### Supplied information
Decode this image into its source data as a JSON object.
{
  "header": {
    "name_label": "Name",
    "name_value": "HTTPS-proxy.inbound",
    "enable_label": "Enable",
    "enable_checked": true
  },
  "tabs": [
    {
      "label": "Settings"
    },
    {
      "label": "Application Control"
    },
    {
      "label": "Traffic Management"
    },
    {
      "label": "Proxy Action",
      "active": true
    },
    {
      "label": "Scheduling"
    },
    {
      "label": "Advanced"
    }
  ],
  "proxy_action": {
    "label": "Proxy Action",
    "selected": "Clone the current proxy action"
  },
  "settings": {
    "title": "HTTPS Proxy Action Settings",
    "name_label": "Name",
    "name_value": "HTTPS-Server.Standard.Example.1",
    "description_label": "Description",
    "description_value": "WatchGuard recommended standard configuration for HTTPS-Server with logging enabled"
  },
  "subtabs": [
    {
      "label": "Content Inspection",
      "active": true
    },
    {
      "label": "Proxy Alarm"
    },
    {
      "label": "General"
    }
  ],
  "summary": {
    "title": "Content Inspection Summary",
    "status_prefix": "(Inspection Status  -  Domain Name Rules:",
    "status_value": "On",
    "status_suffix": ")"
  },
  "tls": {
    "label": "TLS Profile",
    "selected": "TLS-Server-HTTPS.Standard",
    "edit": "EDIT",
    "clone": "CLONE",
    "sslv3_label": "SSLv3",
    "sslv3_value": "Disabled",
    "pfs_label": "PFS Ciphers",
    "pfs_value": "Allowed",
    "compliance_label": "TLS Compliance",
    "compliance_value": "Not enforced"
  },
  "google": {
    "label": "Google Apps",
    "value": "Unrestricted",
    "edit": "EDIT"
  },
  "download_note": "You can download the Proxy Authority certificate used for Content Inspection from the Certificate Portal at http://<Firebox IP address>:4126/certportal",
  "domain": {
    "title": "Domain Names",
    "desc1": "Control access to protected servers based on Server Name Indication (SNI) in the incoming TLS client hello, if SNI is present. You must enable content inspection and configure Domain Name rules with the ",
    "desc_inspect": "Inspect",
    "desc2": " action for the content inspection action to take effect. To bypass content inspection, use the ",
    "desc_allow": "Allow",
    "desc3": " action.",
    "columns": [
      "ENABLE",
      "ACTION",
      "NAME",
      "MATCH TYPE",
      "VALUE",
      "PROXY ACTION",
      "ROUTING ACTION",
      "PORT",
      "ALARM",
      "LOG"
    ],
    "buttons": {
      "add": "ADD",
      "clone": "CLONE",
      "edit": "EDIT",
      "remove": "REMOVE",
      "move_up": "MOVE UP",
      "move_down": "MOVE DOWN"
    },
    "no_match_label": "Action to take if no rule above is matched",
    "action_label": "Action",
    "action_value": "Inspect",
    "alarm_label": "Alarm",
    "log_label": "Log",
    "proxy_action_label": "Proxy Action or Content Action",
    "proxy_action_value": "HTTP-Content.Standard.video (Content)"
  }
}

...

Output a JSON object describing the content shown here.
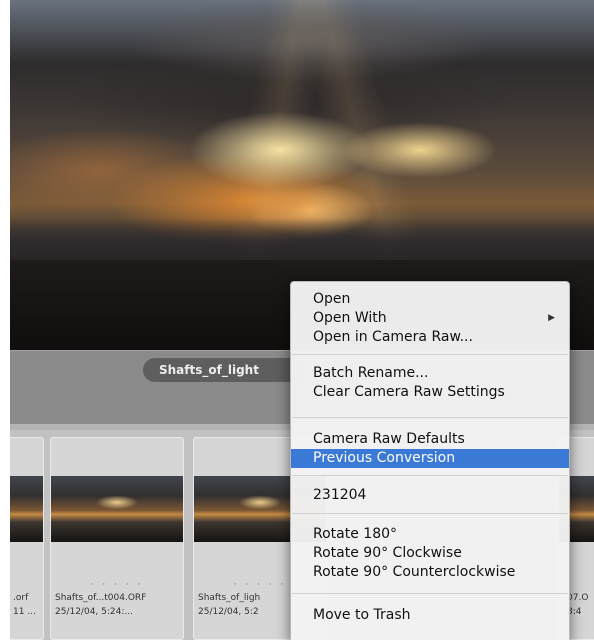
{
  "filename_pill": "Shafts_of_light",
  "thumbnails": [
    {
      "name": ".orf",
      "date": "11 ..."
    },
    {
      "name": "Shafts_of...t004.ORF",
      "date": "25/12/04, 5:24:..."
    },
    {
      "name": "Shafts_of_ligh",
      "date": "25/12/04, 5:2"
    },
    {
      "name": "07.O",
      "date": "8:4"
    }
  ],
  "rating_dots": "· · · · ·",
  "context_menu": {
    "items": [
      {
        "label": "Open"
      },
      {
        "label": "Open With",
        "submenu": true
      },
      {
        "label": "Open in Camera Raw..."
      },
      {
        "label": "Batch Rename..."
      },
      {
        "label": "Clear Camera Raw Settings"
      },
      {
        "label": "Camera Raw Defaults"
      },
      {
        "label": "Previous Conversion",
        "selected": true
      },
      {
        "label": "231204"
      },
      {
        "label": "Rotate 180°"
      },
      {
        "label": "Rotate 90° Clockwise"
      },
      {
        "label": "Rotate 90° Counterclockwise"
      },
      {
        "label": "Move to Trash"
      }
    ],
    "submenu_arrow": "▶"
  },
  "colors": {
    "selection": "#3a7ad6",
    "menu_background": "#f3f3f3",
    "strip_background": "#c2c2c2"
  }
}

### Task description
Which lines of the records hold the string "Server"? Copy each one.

### Worked solution
    "name_value": "HTTPS-Server.Standard.Example.1",
    "description_value": "WatchGuard recommended standard configuration for HTTPS-Server with logging enabled"
    "selected": "TLS-Server-HTTPS.Standard",
    "desc1": "Control access to protected servers based on Server Name Indication (SNI) in the incoming TLS client hello, if SNI is present. You must enable content inspection and configure Domain Name rules with the ",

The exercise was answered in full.